If a line of the material holds the string "true", please copy it.

■ ■ ■ ■ ■ ■ ■

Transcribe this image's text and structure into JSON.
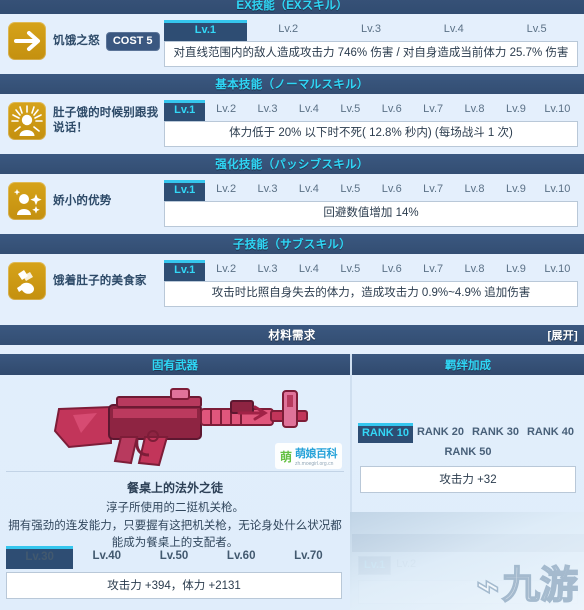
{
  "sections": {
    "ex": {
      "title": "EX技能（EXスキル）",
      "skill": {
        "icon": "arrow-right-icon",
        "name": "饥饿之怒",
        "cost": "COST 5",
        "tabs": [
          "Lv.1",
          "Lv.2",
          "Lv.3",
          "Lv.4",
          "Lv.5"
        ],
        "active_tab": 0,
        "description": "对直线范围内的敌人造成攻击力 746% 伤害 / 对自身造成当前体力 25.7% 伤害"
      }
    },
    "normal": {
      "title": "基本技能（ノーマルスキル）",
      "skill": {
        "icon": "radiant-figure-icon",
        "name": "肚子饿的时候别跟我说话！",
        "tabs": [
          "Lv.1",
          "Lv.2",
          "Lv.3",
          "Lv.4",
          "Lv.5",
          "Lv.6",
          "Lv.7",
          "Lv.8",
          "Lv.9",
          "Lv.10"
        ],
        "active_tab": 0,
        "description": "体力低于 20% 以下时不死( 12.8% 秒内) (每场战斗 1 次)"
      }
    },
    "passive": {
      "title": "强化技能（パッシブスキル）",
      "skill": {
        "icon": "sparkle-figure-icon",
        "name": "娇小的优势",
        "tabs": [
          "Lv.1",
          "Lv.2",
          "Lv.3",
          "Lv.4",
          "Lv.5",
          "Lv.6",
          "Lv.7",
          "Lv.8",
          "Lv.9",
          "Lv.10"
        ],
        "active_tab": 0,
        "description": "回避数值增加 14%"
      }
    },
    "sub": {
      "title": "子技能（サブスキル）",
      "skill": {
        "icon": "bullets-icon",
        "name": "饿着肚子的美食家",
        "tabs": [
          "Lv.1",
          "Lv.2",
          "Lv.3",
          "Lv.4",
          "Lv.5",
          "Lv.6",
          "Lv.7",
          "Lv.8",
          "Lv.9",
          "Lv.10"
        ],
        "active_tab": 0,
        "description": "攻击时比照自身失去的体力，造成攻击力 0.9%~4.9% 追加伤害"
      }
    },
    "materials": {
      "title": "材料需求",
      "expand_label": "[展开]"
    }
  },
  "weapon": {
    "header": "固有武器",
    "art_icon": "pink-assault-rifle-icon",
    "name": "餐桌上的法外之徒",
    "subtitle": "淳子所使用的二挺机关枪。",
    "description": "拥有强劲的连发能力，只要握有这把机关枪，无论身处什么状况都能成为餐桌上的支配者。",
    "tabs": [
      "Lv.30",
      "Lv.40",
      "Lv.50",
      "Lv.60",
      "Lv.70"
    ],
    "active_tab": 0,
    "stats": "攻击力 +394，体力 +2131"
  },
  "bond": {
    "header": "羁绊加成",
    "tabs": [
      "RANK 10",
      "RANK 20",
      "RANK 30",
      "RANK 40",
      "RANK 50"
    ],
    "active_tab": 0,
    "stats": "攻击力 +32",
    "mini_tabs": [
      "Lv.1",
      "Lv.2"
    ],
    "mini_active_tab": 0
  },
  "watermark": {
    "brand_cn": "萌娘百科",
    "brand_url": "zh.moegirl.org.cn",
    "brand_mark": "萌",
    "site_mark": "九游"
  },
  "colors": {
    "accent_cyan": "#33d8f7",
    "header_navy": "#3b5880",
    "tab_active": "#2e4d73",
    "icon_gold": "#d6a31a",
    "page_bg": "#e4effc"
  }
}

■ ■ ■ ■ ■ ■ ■

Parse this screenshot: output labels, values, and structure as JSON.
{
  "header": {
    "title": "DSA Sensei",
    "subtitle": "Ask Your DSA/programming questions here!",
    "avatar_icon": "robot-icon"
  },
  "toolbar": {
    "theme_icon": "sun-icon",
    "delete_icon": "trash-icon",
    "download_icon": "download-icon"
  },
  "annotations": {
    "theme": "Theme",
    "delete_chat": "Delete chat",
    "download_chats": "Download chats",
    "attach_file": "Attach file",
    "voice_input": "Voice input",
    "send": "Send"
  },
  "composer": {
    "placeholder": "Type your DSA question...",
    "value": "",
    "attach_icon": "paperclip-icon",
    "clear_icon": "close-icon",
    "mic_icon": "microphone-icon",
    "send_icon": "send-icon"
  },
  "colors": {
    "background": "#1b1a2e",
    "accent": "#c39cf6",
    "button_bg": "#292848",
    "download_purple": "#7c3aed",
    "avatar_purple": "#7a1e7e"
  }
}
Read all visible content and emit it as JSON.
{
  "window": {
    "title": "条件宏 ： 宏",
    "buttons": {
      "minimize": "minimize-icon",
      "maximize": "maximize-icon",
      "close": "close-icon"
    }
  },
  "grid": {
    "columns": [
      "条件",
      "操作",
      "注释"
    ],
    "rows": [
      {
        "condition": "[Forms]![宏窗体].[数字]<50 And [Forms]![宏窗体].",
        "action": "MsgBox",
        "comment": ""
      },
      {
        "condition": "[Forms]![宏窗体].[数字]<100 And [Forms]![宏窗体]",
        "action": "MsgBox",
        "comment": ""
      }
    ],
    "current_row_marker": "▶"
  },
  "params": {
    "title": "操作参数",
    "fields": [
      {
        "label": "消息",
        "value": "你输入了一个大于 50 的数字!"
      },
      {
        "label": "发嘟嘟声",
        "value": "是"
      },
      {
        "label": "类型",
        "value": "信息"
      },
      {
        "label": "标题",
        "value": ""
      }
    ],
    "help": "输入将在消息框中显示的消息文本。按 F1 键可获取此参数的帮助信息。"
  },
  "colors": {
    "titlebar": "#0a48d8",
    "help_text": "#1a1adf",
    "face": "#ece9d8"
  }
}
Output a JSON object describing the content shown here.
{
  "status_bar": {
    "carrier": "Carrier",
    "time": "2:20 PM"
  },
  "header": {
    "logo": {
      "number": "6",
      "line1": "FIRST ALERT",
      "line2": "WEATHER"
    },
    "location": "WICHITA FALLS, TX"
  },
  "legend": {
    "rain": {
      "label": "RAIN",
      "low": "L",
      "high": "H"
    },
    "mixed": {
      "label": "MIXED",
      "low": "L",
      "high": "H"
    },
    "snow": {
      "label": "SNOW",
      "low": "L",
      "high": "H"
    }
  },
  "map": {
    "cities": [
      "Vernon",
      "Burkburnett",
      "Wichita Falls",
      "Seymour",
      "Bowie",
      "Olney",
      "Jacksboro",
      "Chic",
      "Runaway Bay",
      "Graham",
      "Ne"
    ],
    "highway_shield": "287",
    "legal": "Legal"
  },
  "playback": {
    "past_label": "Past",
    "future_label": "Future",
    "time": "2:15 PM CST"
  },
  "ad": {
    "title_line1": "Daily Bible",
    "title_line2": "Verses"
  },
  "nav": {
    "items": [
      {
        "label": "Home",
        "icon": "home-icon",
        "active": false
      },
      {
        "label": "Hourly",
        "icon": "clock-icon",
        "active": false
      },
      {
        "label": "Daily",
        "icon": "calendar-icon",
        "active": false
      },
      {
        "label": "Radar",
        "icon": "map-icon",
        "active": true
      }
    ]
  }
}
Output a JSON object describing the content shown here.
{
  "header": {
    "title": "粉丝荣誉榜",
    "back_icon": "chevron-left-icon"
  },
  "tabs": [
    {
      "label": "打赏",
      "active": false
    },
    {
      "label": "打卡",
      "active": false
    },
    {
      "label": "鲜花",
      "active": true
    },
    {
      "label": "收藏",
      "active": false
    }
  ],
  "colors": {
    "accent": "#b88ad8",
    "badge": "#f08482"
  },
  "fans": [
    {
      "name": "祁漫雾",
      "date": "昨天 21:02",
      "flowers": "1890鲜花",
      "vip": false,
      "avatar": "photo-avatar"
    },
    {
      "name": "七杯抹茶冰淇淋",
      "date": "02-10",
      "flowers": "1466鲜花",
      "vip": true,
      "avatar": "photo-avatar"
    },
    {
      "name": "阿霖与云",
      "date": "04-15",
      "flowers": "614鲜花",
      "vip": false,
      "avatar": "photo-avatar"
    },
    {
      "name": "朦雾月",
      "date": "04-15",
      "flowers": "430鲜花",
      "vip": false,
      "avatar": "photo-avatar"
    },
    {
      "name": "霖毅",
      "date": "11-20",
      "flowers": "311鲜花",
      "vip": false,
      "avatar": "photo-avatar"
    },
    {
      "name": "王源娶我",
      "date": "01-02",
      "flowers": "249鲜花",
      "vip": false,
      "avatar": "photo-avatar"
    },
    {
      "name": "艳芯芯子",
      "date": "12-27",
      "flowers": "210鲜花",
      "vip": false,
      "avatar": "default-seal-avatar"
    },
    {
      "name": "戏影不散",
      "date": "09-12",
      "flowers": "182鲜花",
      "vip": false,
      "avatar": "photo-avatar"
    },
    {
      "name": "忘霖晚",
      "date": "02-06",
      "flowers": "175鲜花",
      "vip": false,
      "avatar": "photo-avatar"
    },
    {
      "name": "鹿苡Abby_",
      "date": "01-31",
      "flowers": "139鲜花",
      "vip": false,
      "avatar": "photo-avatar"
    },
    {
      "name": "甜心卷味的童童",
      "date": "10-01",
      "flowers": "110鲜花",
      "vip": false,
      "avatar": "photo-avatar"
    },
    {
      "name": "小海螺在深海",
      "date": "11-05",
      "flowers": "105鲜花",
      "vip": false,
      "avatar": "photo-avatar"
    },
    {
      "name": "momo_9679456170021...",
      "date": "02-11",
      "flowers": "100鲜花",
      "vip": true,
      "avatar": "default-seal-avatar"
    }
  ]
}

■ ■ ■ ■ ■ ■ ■

- [Written reply]:
        "active": true
      "active": true
      "vip": true,
      "vip": true,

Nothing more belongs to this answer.